"""

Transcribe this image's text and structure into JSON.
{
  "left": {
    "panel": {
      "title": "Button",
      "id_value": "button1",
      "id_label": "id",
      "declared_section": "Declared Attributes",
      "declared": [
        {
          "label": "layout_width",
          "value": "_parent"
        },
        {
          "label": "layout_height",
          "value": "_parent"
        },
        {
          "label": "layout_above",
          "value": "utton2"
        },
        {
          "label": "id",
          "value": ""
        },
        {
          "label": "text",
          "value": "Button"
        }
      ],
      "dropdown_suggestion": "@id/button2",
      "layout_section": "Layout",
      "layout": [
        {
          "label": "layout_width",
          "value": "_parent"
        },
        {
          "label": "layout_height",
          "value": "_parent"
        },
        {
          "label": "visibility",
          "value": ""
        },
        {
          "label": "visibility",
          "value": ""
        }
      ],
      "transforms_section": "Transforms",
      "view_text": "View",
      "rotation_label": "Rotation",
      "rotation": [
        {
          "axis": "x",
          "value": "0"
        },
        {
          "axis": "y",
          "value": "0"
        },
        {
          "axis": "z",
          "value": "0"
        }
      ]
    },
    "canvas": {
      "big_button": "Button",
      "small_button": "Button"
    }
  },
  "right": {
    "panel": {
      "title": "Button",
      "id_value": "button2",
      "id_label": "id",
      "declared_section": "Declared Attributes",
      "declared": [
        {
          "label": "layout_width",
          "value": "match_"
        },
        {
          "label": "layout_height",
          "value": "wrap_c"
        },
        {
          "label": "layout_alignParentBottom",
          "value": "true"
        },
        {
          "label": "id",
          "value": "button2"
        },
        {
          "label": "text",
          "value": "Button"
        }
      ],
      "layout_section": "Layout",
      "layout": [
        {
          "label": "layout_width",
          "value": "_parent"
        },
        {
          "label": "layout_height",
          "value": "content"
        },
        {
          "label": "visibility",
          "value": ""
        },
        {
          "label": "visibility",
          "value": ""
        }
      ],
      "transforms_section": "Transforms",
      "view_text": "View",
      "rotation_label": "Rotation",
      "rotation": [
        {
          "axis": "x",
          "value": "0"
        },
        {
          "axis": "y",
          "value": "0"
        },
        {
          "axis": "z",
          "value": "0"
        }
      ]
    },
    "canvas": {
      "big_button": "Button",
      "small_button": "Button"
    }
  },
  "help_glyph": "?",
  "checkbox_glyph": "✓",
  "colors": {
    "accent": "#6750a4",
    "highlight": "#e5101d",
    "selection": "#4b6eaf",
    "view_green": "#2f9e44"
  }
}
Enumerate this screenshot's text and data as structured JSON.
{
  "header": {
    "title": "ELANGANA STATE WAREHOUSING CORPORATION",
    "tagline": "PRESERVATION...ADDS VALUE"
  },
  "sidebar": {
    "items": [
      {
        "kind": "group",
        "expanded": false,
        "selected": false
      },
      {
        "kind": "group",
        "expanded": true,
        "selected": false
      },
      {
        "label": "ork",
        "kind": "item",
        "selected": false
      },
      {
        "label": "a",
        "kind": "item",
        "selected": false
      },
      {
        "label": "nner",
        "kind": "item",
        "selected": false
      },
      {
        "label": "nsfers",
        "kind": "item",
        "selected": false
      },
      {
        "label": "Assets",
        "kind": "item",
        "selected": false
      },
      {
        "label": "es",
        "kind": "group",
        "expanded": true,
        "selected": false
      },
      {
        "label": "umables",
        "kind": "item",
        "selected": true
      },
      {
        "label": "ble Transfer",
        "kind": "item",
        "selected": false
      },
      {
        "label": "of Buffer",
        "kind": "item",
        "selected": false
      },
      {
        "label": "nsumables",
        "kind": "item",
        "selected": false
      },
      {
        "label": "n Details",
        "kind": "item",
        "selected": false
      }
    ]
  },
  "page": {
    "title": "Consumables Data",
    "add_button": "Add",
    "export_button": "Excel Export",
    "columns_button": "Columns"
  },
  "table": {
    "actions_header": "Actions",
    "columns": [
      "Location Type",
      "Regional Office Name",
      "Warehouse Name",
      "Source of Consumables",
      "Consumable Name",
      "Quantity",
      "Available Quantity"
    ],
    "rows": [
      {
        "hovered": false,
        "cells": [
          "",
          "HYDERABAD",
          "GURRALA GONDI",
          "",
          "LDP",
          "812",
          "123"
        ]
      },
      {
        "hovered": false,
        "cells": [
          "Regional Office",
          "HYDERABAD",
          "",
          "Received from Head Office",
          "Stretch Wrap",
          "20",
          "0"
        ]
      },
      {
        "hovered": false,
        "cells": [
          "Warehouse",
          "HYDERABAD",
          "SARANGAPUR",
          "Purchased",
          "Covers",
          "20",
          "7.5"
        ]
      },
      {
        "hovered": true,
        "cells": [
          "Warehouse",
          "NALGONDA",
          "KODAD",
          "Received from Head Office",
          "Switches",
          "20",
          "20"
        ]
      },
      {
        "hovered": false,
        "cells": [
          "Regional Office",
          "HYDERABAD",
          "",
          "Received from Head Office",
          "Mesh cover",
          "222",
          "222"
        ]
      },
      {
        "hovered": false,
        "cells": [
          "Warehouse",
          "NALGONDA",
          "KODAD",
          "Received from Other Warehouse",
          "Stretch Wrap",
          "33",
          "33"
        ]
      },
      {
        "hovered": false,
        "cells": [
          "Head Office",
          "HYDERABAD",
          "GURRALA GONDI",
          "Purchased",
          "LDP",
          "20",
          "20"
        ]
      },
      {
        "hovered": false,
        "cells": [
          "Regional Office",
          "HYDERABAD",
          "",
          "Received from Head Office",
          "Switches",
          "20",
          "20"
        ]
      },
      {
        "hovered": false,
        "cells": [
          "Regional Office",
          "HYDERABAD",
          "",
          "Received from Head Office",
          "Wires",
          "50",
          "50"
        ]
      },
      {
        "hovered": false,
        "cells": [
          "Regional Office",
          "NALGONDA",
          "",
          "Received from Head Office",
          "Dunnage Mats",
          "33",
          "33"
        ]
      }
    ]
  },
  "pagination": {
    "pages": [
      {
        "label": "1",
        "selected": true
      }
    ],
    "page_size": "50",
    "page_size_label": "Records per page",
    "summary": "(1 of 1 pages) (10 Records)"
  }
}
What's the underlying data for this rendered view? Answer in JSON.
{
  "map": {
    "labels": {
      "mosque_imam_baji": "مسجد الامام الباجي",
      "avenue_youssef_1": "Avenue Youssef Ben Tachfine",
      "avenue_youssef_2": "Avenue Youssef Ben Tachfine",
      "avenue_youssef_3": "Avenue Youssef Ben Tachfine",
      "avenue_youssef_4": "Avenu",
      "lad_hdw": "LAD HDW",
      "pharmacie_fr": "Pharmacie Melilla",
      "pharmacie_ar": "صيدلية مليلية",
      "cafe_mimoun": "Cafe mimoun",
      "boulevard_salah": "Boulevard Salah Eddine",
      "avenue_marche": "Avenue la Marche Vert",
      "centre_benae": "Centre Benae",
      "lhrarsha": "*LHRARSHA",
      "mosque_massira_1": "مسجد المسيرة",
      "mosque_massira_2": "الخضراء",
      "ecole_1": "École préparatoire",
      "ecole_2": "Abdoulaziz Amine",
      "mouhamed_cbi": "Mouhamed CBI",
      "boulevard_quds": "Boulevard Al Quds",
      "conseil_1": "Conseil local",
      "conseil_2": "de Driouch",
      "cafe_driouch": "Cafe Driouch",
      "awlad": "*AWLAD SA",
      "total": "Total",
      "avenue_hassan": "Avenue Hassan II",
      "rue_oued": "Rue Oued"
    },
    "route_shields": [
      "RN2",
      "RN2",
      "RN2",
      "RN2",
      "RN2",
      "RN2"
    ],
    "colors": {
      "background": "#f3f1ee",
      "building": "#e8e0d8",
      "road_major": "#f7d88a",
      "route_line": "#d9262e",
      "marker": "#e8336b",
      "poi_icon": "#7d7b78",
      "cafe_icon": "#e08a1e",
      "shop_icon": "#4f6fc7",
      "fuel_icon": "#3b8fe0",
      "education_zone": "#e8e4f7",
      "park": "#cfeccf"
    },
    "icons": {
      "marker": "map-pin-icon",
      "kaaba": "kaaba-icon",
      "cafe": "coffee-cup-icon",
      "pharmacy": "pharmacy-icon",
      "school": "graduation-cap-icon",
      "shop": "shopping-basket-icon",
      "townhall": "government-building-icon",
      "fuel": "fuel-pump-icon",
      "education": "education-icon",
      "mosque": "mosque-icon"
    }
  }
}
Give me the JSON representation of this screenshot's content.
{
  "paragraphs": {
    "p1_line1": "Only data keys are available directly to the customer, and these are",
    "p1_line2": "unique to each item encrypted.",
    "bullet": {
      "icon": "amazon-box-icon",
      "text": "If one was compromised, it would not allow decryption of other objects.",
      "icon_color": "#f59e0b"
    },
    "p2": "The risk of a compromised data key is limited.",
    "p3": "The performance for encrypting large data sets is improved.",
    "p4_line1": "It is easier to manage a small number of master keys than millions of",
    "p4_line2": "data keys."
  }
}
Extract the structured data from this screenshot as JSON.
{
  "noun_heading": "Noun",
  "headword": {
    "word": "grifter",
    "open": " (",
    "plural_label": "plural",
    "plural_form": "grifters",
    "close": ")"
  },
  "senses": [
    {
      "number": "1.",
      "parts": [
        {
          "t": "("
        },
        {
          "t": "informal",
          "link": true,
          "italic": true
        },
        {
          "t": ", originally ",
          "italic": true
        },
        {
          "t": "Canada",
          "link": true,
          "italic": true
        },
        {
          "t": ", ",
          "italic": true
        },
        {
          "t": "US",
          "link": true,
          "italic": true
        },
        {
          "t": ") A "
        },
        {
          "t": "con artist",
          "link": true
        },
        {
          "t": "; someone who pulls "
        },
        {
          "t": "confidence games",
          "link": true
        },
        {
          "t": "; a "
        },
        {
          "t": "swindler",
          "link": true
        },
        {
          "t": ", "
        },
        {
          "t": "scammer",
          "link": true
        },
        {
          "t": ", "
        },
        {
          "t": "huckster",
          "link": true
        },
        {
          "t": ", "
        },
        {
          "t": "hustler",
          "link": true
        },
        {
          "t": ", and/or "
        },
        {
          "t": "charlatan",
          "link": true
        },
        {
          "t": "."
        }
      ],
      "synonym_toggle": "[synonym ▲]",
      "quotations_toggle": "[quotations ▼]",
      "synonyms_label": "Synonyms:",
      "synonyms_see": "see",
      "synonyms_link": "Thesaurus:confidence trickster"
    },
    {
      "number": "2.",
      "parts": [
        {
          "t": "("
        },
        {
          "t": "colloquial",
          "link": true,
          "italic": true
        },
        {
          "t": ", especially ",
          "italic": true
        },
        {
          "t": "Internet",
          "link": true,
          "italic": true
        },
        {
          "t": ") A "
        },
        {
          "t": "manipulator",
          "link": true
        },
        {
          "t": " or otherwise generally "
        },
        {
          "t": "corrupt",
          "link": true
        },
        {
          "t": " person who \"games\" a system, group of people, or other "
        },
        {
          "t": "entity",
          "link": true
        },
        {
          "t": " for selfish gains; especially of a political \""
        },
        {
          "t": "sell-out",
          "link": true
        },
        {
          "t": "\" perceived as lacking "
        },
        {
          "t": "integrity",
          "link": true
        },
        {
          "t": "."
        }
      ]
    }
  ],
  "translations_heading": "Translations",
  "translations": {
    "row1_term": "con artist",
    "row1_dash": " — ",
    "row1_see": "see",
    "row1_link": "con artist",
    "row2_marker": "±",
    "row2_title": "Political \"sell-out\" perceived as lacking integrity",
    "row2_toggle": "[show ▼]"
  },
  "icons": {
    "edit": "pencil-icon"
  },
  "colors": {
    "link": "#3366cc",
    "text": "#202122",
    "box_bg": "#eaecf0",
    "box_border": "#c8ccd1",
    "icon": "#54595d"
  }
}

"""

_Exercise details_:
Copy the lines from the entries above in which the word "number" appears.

_Reply_:
    "p4_line1": "It is easier to manage a small number of master keys than millions of",
      "number": "1.",
      "number": "2.",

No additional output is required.